This month, the Pharmacy Council of NSW published a notice regarding compounding pharmacies producing medicines for other pharmacies.

Perhaps it was in response to our recent advertorial in Australian Pharmacist, which can be found here:

More pharmacies are turning to compounding, but what is the true cost of business?

The unedited text from PCNSW is below:

Are you a compounding pharmacy who compounds for other stores in your banner group? Or provide compounded medication to other colleagues who do not offer a compounding service at their store but provide a “referral “service?

Both compounding pharmacists and “referral” pharmacists are reminded of their legislative obligations when entering into the provision of this type of third party service.

Recently there has been an increase in the number of complaints involving compounding pharmacists, some of which have been related to indirect supply of compounded products.

Compounding pharmacists are reminded that they must have the original prescription before the medication is supplied to the patient and the “referral” pharmacist is reminded that under no circumstances are they to relabel the compounded product, or take payment for the product.

Patients must be aware of who has prepared their medication, holding their medication records, and taking payment for the prescription.
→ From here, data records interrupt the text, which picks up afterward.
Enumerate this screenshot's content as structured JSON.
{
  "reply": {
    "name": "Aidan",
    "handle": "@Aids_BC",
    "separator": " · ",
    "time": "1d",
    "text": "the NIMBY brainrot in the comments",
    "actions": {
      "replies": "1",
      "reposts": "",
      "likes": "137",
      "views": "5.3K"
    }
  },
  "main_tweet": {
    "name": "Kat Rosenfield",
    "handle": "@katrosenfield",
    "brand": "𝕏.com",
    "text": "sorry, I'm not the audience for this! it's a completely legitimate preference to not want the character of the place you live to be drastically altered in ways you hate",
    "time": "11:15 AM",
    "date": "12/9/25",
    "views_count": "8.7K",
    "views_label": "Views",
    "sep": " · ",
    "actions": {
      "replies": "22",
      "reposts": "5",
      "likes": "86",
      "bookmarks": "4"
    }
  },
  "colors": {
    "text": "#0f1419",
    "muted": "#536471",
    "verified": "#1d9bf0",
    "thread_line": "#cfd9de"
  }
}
The compounding pharmacist is responsible for contacting the patient in order to conduct a risk assessment and should provide counselling about appropriate use of the product.

Under no circumstances should compounding pharmacists provide large quantities of compounded product to be dispensed and labelled in a non-compounding store. This is in direct breach of the Therapeutic Goods Act 1989.
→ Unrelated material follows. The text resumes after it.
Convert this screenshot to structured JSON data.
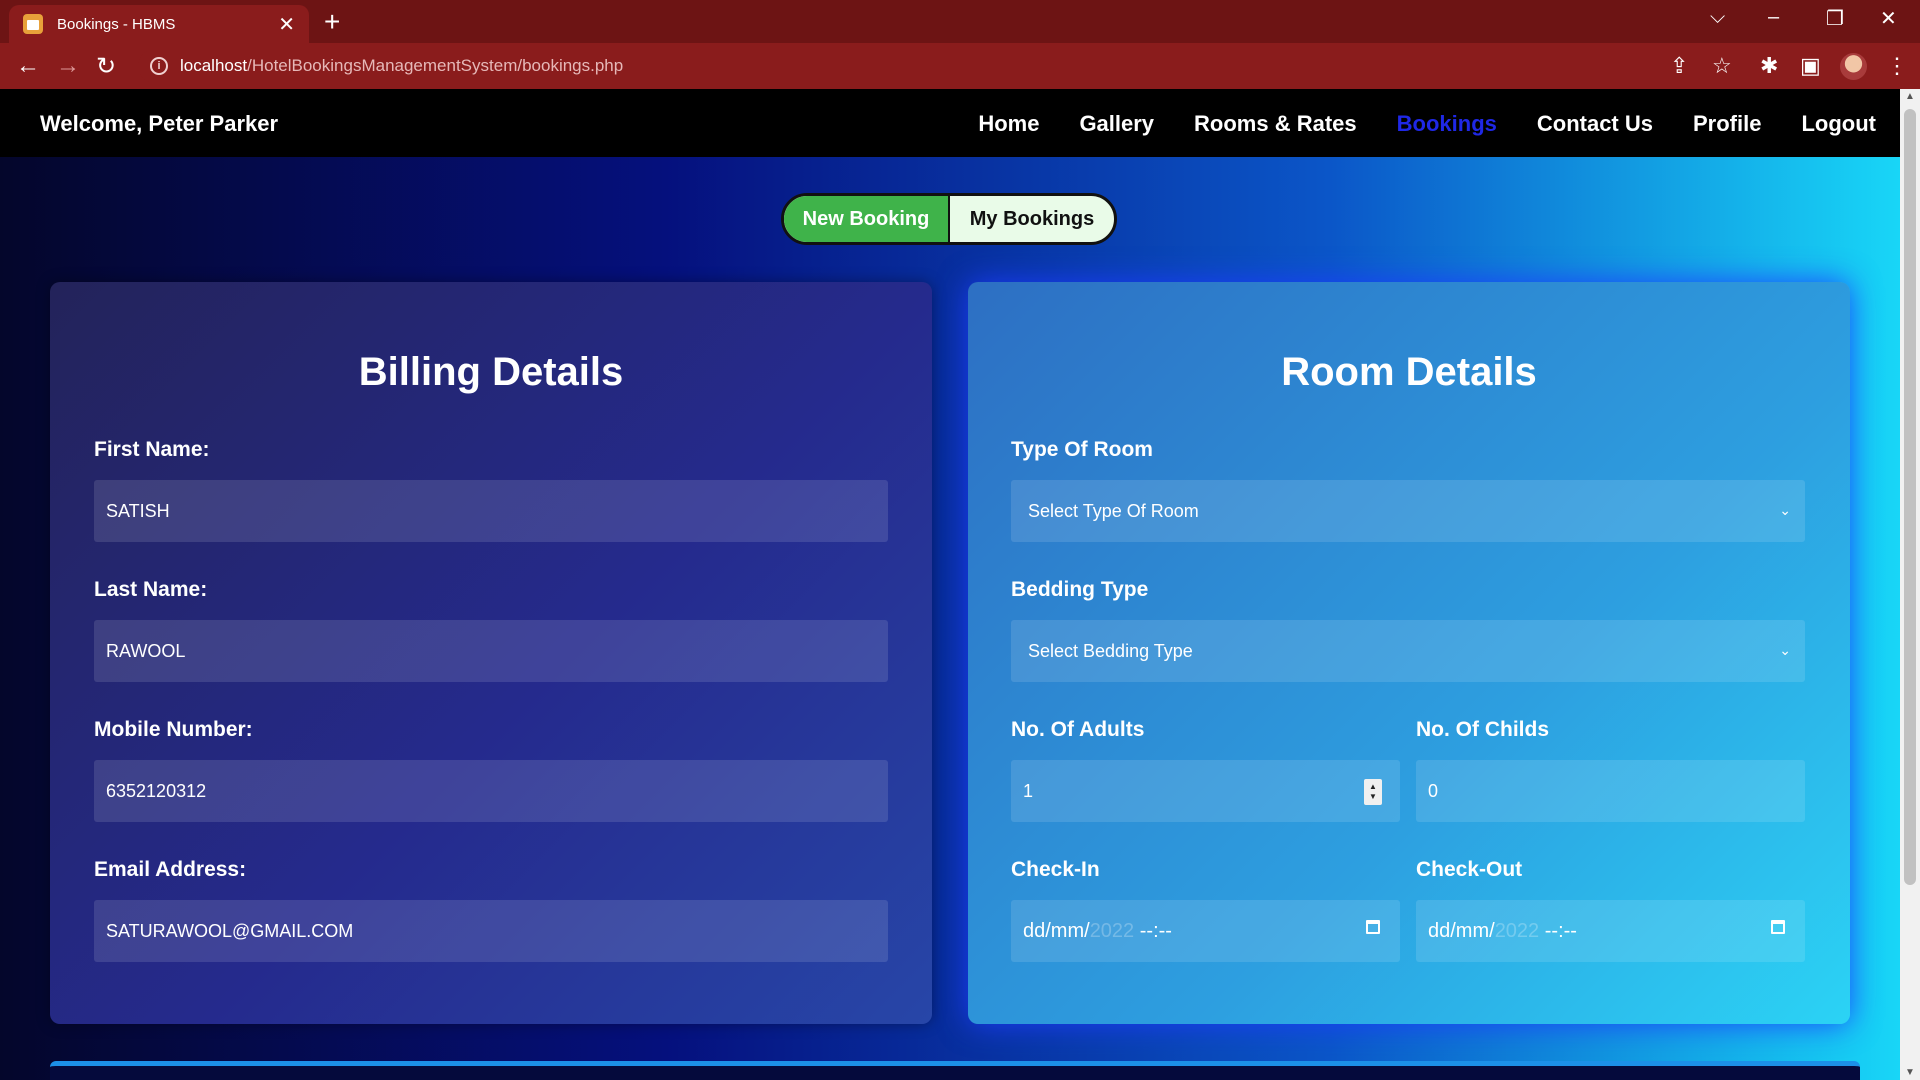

We are pleased to say that ACPHARM Compounding Services absolutely ticks all of these boxes, and will continue to do so to ensure the utmost compliance to state and federal regulations, protecting both your business and securing your patient’s safety.